Dare I say it, sometimes women in the industry are a hurdle. I don’t think women do enough to support women coming through. In my experience, I have had some really great male mentors, the kind of people who pushed me along the way and who have been my greatest advocates. An external champion. Unfortunately, I have to say more times than not, the women become very protective of their roles.
Work is really just one big journey. You keep adding to your toolkit, bit by bit, along that journey. The difficult times, while they seem terrible, on reflection, they are actually quite character building. It is normal to have peaks and it is normal to feel despondence. Don’t stop dreaming. Don’t stop trying. Keep pushing for change. The industry can be taxing on me mentally, but that’s just part of the journey.

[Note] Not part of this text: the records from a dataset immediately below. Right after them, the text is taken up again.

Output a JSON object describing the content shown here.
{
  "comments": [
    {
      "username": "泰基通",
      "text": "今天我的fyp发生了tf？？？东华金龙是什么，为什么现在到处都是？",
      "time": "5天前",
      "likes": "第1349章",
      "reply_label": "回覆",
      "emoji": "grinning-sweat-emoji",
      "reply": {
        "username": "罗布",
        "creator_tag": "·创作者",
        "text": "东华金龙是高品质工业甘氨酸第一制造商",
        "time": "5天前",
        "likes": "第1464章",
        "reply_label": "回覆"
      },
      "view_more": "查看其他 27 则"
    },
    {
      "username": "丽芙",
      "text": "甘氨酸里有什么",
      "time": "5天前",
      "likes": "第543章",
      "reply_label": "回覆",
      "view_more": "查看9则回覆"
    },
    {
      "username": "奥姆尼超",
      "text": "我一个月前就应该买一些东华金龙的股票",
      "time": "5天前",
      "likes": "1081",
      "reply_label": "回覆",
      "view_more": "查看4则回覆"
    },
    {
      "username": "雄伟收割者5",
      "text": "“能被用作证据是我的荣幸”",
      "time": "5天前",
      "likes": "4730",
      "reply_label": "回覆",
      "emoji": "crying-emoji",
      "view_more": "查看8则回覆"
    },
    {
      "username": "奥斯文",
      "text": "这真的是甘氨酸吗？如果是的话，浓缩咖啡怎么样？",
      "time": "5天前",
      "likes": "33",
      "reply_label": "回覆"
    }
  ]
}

You just have to keep going and don’t forget the friendships you make. That’s the upside. I have met so many great people that I hold dear to me now as great friends, who I met through work. People who I was working stupid hours and solving stupid problems with together, laughing at the absurdity of what we do to get things done or decisions made. Those are the fun things.
I am very lucky that my partner, Craig, is my greatest advocate. He has always encouraged me to step out of my comfort zone, telling me I’m fantastic. Telling me to keep moving forward. In the early days, I didn’t see what he saw; the constant pumping up my tyres was too much and I would tell him to just stop. I don’t deal with praise well. I find it very uncomfortable. I am terrible at self-promotion. I am terrible at networking because I hate putting myself out there.
Self-promotion isn’t a bad thing but I’ve always thought that I should be rewarded on my effort and my skills. That’s something that I learnt far too late that; you can work as hard as you like and you can be brilliant at your role and often you’ll just get pigeon holed because someone will think, ‘I don’t have to worry about her she has it covered.’ What you should be doing is getting out there, preaching and singing about your capabilities. All the guys do it and we (as women) just don’t do it nearly enough. And that’s what Craig has taught me, ‘Of course, you’re good enough. You’ve got to back yourself, you have to go and just keep doing it!’ he would say. Some people do it really well, I’ve met a few ladies along the way who do it brilliantly. I’m always in awe, thinking ‘Wow, how do you do that?!’ Maybe one day it’ll be easy for me too.
Just a bit of the feminist coming out in me, (and I’m not a diehard feminist at all), but I always tell my daughter Jazzy she never has to rely on a man, that she can do whatever she wants and to stand on her own two feet. I just want her to know, that she has a place and she has a voice. I think that kids have this great ability to have a voice, be honest and be reflective as children and then something happens and that honesty doesn’t become socially acceptable anymore. That’s really what we should push on with. Having a voice and having that confidence, I don’t want her to lose that. My daughter has a lot of spunk, within limits… but sometimes she’s a complete annoyance, don’t get me wrong!
We met Sarah in Bourke Street during summer, late last year before the ‘crazy’ set in (Justine topping out structure on her project and Danielle’s wedding). Sarah is bold and exceedingly interesting. She has really driven her own path through her career and has constantly evolved her professional profile through that process. She also has a list of brilliant contacts a mile long, becoming one of our greatest sources of talented and interesting individuals (shhh…secrets!), a testament to the kind of person Sarah is; a mentor, a mother, a polished professional and the kind of down to earth person you want, and can, spend hours talking to. Sarah has started a new adventure recently at SEMZ, where we wish her all the best. And it was a pleasure taking her photos with her daughter Jazz (who was busy planning her own glitter business!) J & D x